* **Brief**
Start at the top of the records below and copy them exactly to the end.
================================
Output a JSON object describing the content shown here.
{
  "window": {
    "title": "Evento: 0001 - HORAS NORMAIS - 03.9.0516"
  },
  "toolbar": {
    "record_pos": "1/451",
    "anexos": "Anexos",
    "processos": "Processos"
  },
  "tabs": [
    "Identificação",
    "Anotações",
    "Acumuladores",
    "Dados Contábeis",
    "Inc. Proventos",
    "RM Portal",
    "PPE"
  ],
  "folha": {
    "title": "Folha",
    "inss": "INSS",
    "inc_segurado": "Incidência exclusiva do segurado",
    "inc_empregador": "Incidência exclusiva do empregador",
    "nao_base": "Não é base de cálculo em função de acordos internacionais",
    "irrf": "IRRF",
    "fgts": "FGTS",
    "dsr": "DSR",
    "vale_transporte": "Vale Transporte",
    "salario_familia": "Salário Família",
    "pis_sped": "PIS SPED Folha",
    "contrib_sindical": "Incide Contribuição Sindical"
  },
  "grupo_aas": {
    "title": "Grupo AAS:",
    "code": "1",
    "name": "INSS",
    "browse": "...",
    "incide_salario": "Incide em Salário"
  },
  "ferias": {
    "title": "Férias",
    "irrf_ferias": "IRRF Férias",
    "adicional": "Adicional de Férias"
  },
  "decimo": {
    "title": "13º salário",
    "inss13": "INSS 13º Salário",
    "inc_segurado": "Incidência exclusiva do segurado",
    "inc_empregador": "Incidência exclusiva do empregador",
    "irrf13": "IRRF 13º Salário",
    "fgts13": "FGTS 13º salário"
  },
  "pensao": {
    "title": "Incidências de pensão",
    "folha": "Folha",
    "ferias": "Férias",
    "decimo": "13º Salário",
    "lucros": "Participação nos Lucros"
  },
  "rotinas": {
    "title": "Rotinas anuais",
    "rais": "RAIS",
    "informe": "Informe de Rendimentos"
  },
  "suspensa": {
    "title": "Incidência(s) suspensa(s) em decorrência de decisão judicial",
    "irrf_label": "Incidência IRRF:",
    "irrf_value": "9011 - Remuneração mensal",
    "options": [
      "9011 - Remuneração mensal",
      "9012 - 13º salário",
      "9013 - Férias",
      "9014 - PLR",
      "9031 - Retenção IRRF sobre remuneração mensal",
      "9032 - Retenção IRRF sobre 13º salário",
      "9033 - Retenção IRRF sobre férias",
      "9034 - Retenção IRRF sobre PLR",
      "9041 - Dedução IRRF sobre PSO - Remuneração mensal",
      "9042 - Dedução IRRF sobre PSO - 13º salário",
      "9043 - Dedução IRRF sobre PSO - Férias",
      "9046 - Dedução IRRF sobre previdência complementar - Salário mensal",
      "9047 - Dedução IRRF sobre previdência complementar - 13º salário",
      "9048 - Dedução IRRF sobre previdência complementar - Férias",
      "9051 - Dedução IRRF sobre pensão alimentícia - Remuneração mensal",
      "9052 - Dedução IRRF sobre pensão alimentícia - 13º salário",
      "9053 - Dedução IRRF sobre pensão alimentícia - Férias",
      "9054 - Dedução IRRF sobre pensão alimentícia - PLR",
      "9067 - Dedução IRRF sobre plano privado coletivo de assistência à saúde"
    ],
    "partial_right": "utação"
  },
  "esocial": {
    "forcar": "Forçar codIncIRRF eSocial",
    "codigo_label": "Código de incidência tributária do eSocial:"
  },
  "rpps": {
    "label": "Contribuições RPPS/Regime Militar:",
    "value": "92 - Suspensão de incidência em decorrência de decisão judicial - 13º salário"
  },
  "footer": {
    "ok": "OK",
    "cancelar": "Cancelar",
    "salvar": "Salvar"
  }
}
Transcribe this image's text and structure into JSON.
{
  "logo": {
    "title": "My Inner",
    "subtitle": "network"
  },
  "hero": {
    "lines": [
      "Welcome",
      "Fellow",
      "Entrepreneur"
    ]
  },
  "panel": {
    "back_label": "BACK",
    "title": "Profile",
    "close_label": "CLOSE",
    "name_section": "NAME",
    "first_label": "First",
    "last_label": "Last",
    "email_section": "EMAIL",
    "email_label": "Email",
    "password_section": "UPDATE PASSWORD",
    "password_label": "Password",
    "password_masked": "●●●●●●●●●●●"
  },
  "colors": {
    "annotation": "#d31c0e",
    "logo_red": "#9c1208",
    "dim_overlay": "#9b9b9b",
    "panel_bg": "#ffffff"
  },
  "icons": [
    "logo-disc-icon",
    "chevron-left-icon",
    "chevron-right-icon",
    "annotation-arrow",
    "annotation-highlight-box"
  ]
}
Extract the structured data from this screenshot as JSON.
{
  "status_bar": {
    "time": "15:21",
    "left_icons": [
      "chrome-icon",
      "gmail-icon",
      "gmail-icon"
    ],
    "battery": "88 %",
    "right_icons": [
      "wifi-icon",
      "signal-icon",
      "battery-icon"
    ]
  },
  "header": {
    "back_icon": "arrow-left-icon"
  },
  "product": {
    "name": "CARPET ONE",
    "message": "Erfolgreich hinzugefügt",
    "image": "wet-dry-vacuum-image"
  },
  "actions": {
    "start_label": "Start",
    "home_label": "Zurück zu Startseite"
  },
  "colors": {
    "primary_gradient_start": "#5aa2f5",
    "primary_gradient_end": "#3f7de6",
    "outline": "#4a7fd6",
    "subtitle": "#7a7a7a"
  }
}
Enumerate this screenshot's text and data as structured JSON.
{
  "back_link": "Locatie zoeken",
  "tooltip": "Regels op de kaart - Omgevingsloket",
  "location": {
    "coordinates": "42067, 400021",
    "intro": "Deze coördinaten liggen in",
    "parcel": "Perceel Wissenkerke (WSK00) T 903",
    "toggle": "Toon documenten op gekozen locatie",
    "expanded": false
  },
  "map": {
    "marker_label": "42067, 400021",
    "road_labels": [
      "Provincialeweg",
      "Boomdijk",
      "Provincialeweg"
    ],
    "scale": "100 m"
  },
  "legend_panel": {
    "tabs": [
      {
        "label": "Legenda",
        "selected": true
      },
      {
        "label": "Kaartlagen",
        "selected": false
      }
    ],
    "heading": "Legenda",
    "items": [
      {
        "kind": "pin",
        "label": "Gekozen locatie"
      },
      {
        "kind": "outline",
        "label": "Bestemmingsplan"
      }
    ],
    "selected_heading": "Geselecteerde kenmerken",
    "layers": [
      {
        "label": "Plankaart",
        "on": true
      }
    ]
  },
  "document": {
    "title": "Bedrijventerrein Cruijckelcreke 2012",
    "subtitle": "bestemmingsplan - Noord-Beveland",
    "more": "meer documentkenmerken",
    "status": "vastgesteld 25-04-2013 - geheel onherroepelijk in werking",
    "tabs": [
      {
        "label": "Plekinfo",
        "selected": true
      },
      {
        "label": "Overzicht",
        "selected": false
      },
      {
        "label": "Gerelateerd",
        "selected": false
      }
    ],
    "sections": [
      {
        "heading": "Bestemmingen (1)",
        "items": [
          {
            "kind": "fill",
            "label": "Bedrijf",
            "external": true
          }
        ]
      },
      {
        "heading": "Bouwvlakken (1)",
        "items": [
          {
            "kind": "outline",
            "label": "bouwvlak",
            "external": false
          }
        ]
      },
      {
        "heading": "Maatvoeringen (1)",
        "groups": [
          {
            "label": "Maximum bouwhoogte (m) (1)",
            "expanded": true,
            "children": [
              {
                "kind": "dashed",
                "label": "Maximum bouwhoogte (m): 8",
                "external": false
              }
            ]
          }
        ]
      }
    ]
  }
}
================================
* **Task response**
Output a JSON object describing the content shown here.
{
  "window": {
    "title": "Evento: 0001 - HORAS NORMAIS - 03.9.0516"
  },
  "toolbar": {
    "record_pos": "1/451",
    "anexos": "Anexos",
    "processos": "Processos"
  },
  "tabs": [
    "Identificação",
    "Anotações",
    "Acumuladores",
    "Dados Contábeis",
    "Inc. Proventos",
    "RM Portal",
    "PPE"
  ],
  "folha": {
    "title": "Folha",
    "inss": "INSS",
    "inc_segurado": "Incidência exclusiva do segurado",
    "inc_empregador": "Incidência exclusiva do empregador",
    "nao_base": "Não é base de cálculo em função de acordos internacionais",
    "irrf": "IRRF",
    "fgts": "FGTS",
    "dsr": "DSR",
    "vale_transporte": "Vale Transporte",
    "salario_familia": "Salário Família",
    "pis_sped": "PIS SPED Folha",
    "contrib_sindical": "Incide Contribuição Sindical"
  },
  "grupo_aas": {
    "title": "Grupo AAS:",
    "code": "1",
    "name": "INSS",
    "browse": "...",
    "incide_salario": "Incide em Salário"
  },
  "ferias": {
    "title": "Férias",
    "irrf_ferias": "IRRF Férias",
    "adicional": "Adicional de Férias"
  },
  "decimo": {
    "title": "13º salário",
    "inss13": "INSS 13º Salário",
    "inc_segurado": "Incidência exclusiva do segurado",
    "inc_empregador": "Incidência exclusiva do empregador",
    "irrf13": "IRRF 13º Salário",
    "fgts13": "FGTS 13º salário"
  },
  "pensao": {
    "title": "Incidências de pensão",
    "folha": "Folha",
    "ferias": "Férias",
    "decimo": "13º Salário",
    "lucros": "Participação nos Lucros"
  },
  "rotinas": {
    "title": "Rotinas anuais",
    "rais": "RAIS",
    "informe": "Informe de Rendimentos"
  },
  "suspensa": {
    "title": "Incidência(s) suspensa(s) em decorrência de decisão judicial",
    "irrf_label": "Incidência IRRF:",
    "irrf_value": "9011 - Remuneração mensal",
    "options": [
      "9011 - Remuneração mensal",
      "9012 - 13º salário",
      "9013 - Férias",
      "9014 - PLR",
      "9031 - Retenção IRRF sobre remuneração mensal",
      "9032 - Retenção IRRF sobre 13º salário",
      "9033 - Retenção IRRF sobre férias",
      "9034 - Retenção IRRF sobre PLR",
      "9041 - Dedução IRRF sobre PSO - Remuneração mensal",
      "9042 - Dedução IRRF sobre PSO - 13º salário",
      "9043 - Dedução IRRF sobre PSO - Férias",
      "9046 - Dedução IRRF sobre previdência complementar - Salário mensal",
      "9047 - Dedução IRRF sobre previdência complementar - 13º salário",
      "9048 - Dedução IRRF sobre previdência complementar - Férias",
      "9051 - Dedução IRRF sobre pensão alimentícia - Remuneração mensal",
      "9052 - Dedução IRRF sobre pensão alimentícia - 13º salário",
      "9053 - Dedução IRRF sobre pensão alimentícia - Férias",
      "9054 - Dedução IRRF sobre pensão alimentícia - PLR",
      "9067 - Dedução IRRF sobre plano privado coletivo de assistência à saúde"
    ],
    "partial_right": "utação"
  },
  "esocial": {
    "forcar": "Forçar codIncIRRF eSocial",
    "codigo_label": "Código de incidência tributária do eSocial:"
  },
  "rpps": {
    "label": "Contribuições RPPS/Regime Militar:",
    "value": "92 - Suspensão de incidência em decorrência de decisão judicial - 13º salário"
  },
  "footer": {
    "ok": "OK",
    "cancelar": "Cancelar",
    "salvar": "Salvar"
  }
}
Transcribe this image's text and structure into JSON.
{
  "logo": {
    "title": "My Inner",
    "subtitle": "network"
  },
  "hero": {
    "lines": [
      "Welcome",
      "Fellow",
      "Entrepreneur"
    ]
  },
  "panel": {
    "back_label": "BACK",
    "title": "Profile",
    "close_label": "CLOSE",
    "name_section": "NAME",
    "first_label": "First",
    "last_label": "Last",
    "email_section": "EMAIL",
    "email_label": "Email",
    "password_section": "UPDATE PASSWORD",
    "password_label": "Password",
    "password_masked": "●●●●●●●●●●●"
  },
  "colors": {
    "annotation": "#d31c0e",
    "logo_red": "#9c1208",
    "dim_overlay": "#9b9b9b",
    "panel_bg": "#ffffff"
  },
  "icons": [
    "logo-disc-icon",
    "chevron-left-icon",
    "chevron-right-icon",
    "annotation-arrow",
    "annotation-highlight-box"
  ]
}
Extract the structured data from this screenshot as JSON.
{
  "status_bar": {
    "time": "15:21",
    "left_icons": [
      "chrome-icon",
      "gmail-icon",
      "gmail-icon"
    ],
    "battery": "88 %",
    "right_icons": [
      "wifi-icon",
      "signal-icon",
      "battery-icon"
    ]
  },
  "header": {
    "back_icon": "arrow-left-icon"
  },
  "product": {
    "name": "CARPET ONE",
    "message": "Erfolgreich hinzugefügt",
    "image": "wet-dry-vacuum-image"
  },
  "actions": {
    "start_label": "Start",
    "home_label": "Zurück zu Startseite"
  },
  "colors": {
    "primary_gradient_start": "#5aa2f5",
    "primary_gradient_end": "#3f7de6",
    "outline": "#4a7fd6",
    "subtitle": "#7a7a7a"
  }
}
Enumerate this screenshot's text and data as structured JSON.
{
  "back_link": "Locatie zoeken",
  "tooltip": "Regels op de kaart - Omgevingsloket",
  "location": {
    "coordinates": "42067, 400021",
    "intro": "Deze coördinaten liggen in",
    "parcel": "Perceel Wissenkerke (WSK00) T 903",
    "toggle": "Toon documenten op gekozen locatie",
    "expanded": false
  },
  "map": {
    "marker_label": "42067, 400021",
    "road_labels": [
      "Provincialeweg",
      "Boomdijk",
      "Provincialeweg"
    ],
    "scale": "100 m"
  },
  "legend_panel": {
    "tabs": [
      {
        "label": "Legenda",
        "selected": true
      },
      {
        "label": "Kaartlagen",
        "selected": false
      }
    ],
    "heading": "Legenda",
    "items": [
      {
        "kind": "pin",
        "label": "Gekozen locatie"
      },
      {
        "kind": "outline",
        "label": "Bestemmingsplan"
      }
    ],
    "selected_heading": "Geselecteerde kenmerken",
    "layers": [
      {
        "label": "Plankaart",
        "on": true
      }
    ]
  },
  "document": {
    "title": "Bedrijventerrein Cruijckelcreke 2012",
    "subtitle": "bestemmingsplan - Noord-Beveland",
    "more": "meer documentkenmerken",
    "status": "vastgesteld 25-04-2013 - geheel onherroepelijk in werking",
    "tabs": [
      {
        "label": "Plekinfo",
        "selected": true
      },
      {
        "label": "Overzicht",
        "selected": false
      },
      {
        "label": "Gerelateerd",
        "selected": false
      }
    ],
    "sections": [
      {
        "heading": "Bestemmingen (1)",
        "items": [
          {
            "kind": "fill",
            "label": "Bedrijf",
            "external": true
          }
        ]
      },
      {
        "heading": "Bouwvlakken (1)",
        "items": [
          {
            "kind": "outline",
            "label": "bouwvlak",
            "external": false
          }
        ]
      },
      {
        "heading": "Maatvoeringen (1)",
        "groups": [
          {
            "label": "Maximum bouwhoogte (m) (1)",
            "expanded": true,
            "children": [
              {
                "kind": "dashed",
                "label": "Maximum bouwhoogte (m): 8",
                "external": false
              }
            ]
          }
        ]
      }
    ]
  }
}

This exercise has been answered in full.